AMHERST, Mass. – A new climate modeling study by climate scientists Michael Rawlins and Raymond Bradley at the University of Massachusetts Amherst, with others, projects a decline in annual freezing days by mid-century across North America. They also estimate how much of the continent will no longer see a “frozen season,” that is, where there will be no winter days when the daily average temperature falls below freezing.
Lead author Michael Rawlins, manager of the Climate Science Research Center at UMass Amherst, and colleagues at Rutgers and the universities of Colorado and Montana say, “The decline in freezing days ranges from less than 10 days across north-central Canada to nearly 90 days in the warmest areas of the continent that currently undergo seasonally freezing conditions.” They estimate that by mid-century around 1 million square kilometers of North America will no longer see sub-freezing winter temperatures, approximately 6 percent of the region that now experiences freezing weather.
Results suggest that large parts of the United States, particularly western areas, will experience “considerable declines in freezing days,” with the greatest decreases expected near the southern boundary of areas that now have seasonal freezing conditions. Details appear in the current issue of the Journal of Climate.

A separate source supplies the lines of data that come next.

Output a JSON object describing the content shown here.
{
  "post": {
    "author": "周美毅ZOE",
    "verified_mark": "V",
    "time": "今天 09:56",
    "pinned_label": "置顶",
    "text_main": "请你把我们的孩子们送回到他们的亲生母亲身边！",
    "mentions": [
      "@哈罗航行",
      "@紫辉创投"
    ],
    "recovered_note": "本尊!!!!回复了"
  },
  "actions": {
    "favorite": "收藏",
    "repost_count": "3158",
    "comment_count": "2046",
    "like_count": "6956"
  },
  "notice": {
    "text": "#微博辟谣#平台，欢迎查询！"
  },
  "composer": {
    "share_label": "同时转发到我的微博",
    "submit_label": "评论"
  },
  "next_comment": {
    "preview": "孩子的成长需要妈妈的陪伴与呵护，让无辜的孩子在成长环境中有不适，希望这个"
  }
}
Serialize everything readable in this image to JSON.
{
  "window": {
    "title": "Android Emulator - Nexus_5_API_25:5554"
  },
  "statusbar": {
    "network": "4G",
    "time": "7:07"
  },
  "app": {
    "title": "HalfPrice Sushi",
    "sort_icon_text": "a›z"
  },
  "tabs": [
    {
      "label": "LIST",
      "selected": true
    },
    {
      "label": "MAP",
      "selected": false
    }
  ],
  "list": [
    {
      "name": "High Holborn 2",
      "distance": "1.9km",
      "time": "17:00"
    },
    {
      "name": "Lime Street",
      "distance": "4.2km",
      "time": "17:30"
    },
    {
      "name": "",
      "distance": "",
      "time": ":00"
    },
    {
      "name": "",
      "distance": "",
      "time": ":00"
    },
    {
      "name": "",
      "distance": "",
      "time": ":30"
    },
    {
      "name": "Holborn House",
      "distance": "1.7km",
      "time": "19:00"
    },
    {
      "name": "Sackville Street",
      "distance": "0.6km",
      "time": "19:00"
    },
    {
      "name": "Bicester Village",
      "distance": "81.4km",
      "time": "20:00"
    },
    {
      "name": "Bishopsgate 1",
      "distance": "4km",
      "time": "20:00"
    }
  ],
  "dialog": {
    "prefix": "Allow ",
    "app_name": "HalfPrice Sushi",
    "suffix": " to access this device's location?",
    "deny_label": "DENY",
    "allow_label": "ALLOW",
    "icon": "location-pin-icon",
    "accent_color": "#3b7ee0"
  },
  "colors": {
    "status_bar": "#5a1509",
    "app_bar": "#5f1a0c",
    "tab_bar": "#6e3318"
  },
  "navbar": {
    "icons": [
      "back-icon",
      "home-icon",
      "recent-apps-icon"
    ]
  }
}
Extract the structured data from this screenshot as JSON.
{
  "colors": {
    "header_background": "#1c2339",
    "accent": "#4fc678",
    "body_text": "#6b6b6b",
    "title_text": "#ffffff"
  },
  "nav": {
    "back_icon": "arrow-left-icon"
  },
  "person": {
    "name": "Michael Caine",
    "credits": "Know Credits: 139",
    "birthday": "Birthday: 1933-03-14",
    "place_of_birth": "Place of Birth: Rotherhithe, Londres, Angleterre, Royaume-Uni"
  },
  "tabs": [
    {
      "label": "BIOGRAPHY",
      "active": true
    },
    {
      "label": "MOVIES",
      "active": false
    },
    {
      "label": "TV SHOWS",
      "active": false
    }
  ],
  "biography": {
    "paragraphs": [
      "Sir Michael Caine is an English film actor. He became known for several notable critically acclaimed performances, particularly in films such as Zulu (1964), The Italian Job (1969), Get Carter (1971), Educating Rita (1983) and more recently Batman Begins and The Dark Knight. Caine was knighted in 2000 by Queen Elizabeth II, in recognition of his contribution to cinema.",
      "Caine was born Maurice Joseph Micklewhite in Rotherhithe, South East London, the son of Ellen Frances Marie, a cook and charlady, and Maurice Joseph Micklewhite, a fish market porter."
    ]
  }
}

The study suggests that the spring thaw will arrive earlier than the autumn freeze will delay in parts of the western and central U.S. However, over much of Canada, the opposite is expected to be true, with a more pronounced delay in autumn freeze than an advance in spring thaw dates.
The researchers used two atmospheric reanalysis data sets and a suite of climate model data from the North American Regional Climate Change Assessment Program (NARCCAP) to quantify the expected changes. In the NARCCAP, a set of high resolution regional climate models (RCMs) were driven by a set of general circulation models (GCMs) over an area encompassing most of North America, Rawlins explains.
The team used the RCM air temperatures and an approach which accounts for biases in climate model data to arrive at their conclusions. Rawlins notes, “Our projections for freezing day declines drawn from the RCM and reanalysis data sets, together with the bias-correction method, represent a considerable improvement over estimates obtained from GCM data alone.”
As the authors point out, seasonal freezing conditions and freeze/thaw timing are an integral element of a region’s ecosystem processes, recreational activities and economy. “For example, freezing air temperatures play a key role in the overwinter survival of many insects that must rely on external sources to provide their heat,” they note.
Snowfall has declined sharply across the western U.S., they add, and Rawlins notes that fewer sub-freezing days in areas that rely on snow cover for skiing and other winter sport-related tourism can be expected to cause economic hardship. These trends are expected to continue, he and colleagues write.“Relatively large advances in spring thaw projected by the models are driven, in part, by a continuation of the decline in spring snow cover,” says Rawlins.
The research team notes that the pattern of projected change across North America is similar when a uniform warming is used in place of the climate model outputs, indicating agreement between two different methods.“This result raises confidence in our estimates of the magnitude of freezing day declines over different parts of the continent,” says Rawlins.
He and colleagues recommend continued development of models at higher spatial scales to improve projections of regional variation and local impacts of season transition and freezing condition changes.
This work was supported by the Department of Interior Northeast Climate Science Center at UMass Amherst and the U.S. Geological Survey. NARCCAP is funded by the National Science Foundation, the U.S. Department of Energy, the National Oceanic and Atmospheric Administration and the U.S. Environmental Protection Agency Office of Research and Development.